MacMaster University is answering a long-standing question in the latest diet study to come forward – Which diet is better for losing weight – low-fat or low-carb?
The Hamilton institution says there is minimal difference between these weight-loss strategies. It instead is encouraging dieters to look at their dieting behaviour.
“The take-home message is that individuals, with allied health professionals, should choose a diet that they feel they can best adhere to. That’s the bottom line,” lead author Bradley Johnston told the Canadian Press. “Branded diets work for weight loss. Doing something that is self-enacted and structured is better than doing nothing.”
He says a re-analysis of 48 previous studies shows that both low-fat and low-carb diets are equally effective.
The study involved a meta-analysis of 48 randomized clinical trials of branded diets, including more than 7,200 overweight and obese adults with a median age of 46 years. The research team assessed weight loss at six and 12 months.
The median weight loss for both types of diets was 8 or 9 kilograms at 6 months, and about 7 kilograms at 12 months. The study is published in the Journal of the American Medical Association.
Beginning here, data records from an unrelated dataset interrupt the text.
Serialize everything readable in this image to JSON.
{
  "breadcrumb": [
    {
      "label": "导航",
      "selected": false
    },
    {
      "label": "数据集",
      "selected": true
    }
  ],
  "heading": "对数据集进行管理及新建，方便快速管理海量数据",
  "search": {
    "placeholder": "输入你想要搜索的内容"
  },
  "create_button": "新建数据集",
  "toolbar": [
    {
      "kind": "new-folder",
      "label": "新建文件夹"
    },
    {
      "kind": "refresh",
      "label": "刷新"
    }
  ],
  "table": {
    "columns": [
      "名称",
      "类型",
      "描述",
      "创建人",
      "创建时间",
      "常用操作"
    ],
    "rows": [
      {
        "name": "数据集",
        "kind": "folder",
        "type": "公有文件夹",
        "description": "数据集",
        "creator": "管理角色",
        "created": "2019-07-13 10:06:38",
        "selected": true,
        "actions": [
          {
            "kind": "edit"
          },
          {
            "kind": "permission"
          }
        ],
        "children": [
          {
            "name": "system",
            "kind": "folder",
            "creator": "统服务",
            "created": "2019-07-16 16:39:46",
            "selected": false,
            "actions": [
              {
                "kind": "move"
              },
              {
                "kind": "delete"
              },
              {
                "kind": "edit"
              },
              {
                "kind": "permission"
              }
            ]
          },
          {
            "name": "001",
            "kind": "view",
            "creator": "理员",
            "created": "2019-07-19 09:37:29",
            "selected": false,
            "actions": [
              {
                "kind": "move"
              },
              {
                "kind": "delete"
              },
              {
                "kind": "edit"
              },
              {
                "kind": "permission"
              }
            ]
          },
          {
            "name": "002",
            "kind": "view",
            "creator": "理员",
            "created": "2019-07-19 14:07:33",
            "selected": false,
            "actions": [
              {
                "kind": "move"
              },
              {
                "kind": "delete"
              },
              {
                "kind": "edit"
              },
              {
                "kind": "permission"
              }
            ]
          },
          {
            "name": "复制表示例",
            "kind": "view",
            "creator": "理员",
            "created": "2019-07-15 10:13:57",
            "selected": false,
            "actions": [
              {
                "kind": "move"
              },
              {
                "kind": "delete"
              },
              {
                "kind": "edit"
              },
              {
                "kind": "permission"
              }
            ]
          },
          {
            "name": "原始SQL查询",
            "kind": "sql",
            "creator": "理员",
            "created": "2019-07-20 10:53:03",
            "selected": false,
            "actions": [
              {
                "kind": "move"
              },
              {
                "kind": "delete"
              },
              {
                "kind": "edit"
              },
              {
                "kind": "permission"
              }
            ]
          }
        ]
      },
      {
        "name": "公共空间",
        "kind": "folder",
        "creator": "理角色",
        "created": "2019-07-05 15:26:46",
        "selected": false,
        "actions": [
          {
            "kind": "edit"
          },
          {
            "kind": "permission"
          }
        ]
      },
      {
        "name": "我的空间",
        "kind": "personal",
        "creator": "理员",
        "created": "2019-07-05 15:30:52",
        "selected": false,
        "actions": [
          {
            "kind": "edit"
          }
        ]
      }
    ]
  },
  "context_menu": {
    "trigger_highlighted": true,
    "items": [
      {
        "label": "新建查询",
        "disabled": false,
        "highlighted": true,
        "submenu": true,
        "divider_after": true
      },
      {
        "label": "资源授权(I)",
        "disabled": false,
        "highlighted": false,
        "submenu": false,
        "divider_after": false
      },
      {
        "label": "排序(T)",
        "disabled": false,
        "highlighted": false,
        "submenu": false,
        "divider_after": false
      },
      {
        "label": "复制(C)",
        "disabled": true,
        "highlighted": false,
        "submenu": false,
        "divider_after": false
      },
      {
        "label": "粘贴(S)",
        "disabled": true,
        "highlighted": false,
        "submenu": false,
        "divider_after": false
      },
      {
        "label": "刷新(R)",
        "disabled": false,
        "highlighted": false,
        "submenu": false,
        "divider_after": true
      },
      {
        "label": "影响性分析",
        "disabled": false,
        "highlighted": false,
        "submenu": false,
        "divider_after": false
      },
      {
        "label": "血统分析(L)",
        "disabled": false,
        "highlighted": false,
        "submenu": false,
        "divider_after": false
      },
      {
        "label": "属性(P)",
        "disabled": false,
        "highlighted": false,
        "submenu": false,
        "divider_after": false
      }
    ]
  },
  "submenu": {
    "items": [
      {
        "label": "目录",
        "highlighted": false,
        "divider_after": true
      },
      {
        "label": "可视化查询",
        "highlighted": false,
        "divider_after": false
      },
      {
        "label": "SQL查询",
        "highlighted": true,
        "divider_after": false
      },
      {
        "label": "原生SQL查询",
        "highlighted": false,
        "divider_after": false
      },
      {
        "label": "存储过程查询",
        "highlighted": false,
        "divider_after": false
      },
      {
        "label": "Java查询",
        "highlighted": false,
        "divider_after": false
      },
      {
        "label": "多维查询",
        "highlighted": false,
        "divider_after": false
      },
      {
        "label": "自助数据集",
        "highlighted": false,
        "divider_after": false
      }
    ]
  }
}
“We wanted to be the first to compare, in an evidence-based fashion, all existing randomized trials of branded diets to determine their effectiveness with regard to weight loss,” said Johnston in a press release.
Johnston is an assistant professor of clinical epidemiology of the Michael G. DeGroote School of Medicine at McMaster University, and clinical epidemiologist and scientist at The Hospital for Sick Children.
The study was published Tuesday by the Journal of the American Medical Association (JAMA).
(With files from the Canadian Press)